Of course, if the Hittites really were Indo-Europeans, the prevalent Y-DNA haplogroup among them would have to be R1b (or perhaps R1a, although that would be unlikely given that the distribution of R1a folks was more northerly than that of R1b folks). It’s probably safe to assume that the prevalent Y-DNA haplogroup among the Anatolian peoples was something quite other than R1b; my guess is that it was probably some clade of Y-DNA haplogroup G, a haplogroup which is quite common among the folks of the Caucasus region, and well-represented in Turkey as well as northwestern Iran.

Another thing that could help in more securely categorizing the Hittites as Indo-Europeans would be clear links between their culture and the culture of known Indo-European groups.
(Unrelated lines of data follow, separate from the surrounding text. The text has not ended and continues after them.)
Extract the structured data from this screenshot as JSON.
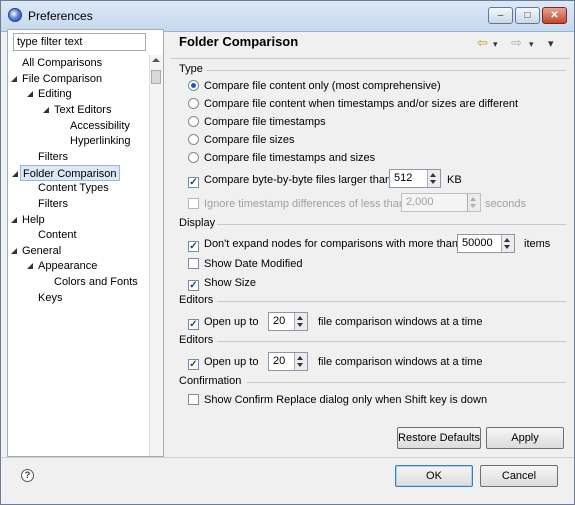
{
  "window": {
    "title": "Preferences",
    "minimize": "–",
    "maximize": "□",
    "close": "✕"
  },
  "filter": {
    "placeholder": "type filter text",
    "value": "type filter text"
  },
  "tree": [
    {
      "label": "All Comparisons",
      "expanded": null,
      "selected": false
    },
    {
      "label": "File Comparison",
      "expanded": true,
      "selected": false
    },
    {
      "label": "Editing",
      "expanded": true,
      "selected": false
    },
    {
      "label": "Text Editors",
      "expanded": true,
      "selected": false
    },
    {
      "label": "Accessibility",
      "expanded": null,
      "selected": false
    },
    {
      "label": "Hyperlinking",
      "expanded": null,
      "selected": false
    },
    {
      "label": "Filters",
      "expanded": null,
      "selected": false
    },
    {
      "label": "Folder Comparison",
      "expanded": true,
      "selected": true
    },
    {
      "label": "Content Types",
      "expanded": null,
      "selected": false
    },
    {
      "label": "Filters",
      "expanded": null,
      "selected": false
    },
    {
      "label": "Help",
      "expanded": true,
      "selected": false
    },
    {
      "label": "Content",
      "expanded": null,
      "selected": false
    },
    {
      "label": "General",
      "expanded": true,
      "selected": false
    },
    {
      "label": "Appearance",
      "expanded": true,
      "selected": false
    },
    {
      "label": "Colors and Fonts",
      "expanded": null,
      "selected": false
    },
    {
      "label": "Keys",
      "expanded": null,
      "selected": false
    }
  ],
  "page": {
    "title": "Folder Comparison",
    "nav_back": "⇦",
    "nav_forward": "⇨",
    "dropdown": "▾"
  },
  "type_group": {
    "label": "Type",
    "options": [
      {
        "label": "Compare file content only (most comprehensive)",
        "checked": true
      },
      {
        "label": "Compare file content when timestamps and/or sizes are different",
        "checked": false
      },
      {
        "label": "Compare file timestamps",
        "checked": false
      },
      {
        "label": "Compare file sizes",
        "checked": false
      },
      {
        "label": "Compare file timestamps and sizes",
        "checked": false
      }
    ],
    "byte_compare": {
      "label": "Compare byte-by-byte files larger than",
      "checked": true,
      "value": "512",
      "unit": "KB"
    },
    "ignore_timestamp": {
      "label": "Ignore timestamp differences of less than",
      "checked": false,
      "enabled": false,
      "value": "2,000",
      "unit": "seconds"
    }
  },
  "display_group": {
    "label": "Display",
    "expand": {
      "label": "Don't expand nodes for comparisons with more than",
      "checked": true,
      "value": "50000",
      "unit": "items"
    },
    "date_modified": {
      "label": "Show Date Modified",
      "checked": false
    },
    "size": {
      "label": "Show Size",
      "checked": true
    }
  },
  "editors_group_1": {
    "label": "Editors",
    "open_label": "Open up to",
    "checked": true,
    "value": "20",
    "suffix": "file comparison windows at a time"
  },
  "editors_group_2": {
    "label": "Editors",
    "open_label": "Open up to",
    "checked": true,
    "value": "20",
    "suffix": "file comparison windows at a time"
  },
  "confirmation_group": {
    "label": "Confirmation",
    "option": {
      "label": "Show Confirm Replace dialog only when Shift key is down",
      "checked": false
    }
  },
  "buttons": {
    "restore_defaults": "Restore Defaults",
    "apply": "Apply",
    "ok": "OK",
    "cancel": "Cancel",
    "help": "?"
  }
}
I haven’t seen much about this apart from the apparent connection between the Hittite god Illuyanka and the Proto-Indo-European “Dragon Slayer” myth (a connection featured in Calvert Watkins “How to Kill a Dragon”). But it should be mentioned that the “Dragon Slayer” myth is not unique to the Indo-European peoples. And even if the “Dragon Slayer” myth among the Hittites was of Indo-European origin, it could easily be a result of borrowing (as was also the case with the Indo-European elements of the Hittite language).

Even though the Hittite language and other Anatolian languages did undoubtedly have an important Indo-European component, I frankly don’t believe that the Hittites and other Anatolian peoples were Indo-Europeans, and I have yet to see anything to make me believe otherwise. At most, I would admit only that the Hittites and other Anatolian peoples were somewhat “Indo-Europeanized”. In my post called “The Movements and Expansions of Indo-European Language Groups” (https://vellaunos.ca/2021/03/24/the-movements-and-expansions-of-indo-european-language-groups/), I suggested that the Anatolian language group “is the result of the (partial) adoption of South Indo-European by the non-Indo-European speakers north of the Caucasus who had produced the Maykop Culture”. But I now think it more likely that it was the Novotitorovka culture instead of the Maykop culture in which the Anatolian language group developed in contact with the South Indo-Europeans (or Steppe Indo-Europeans) of the Yamnaya culture.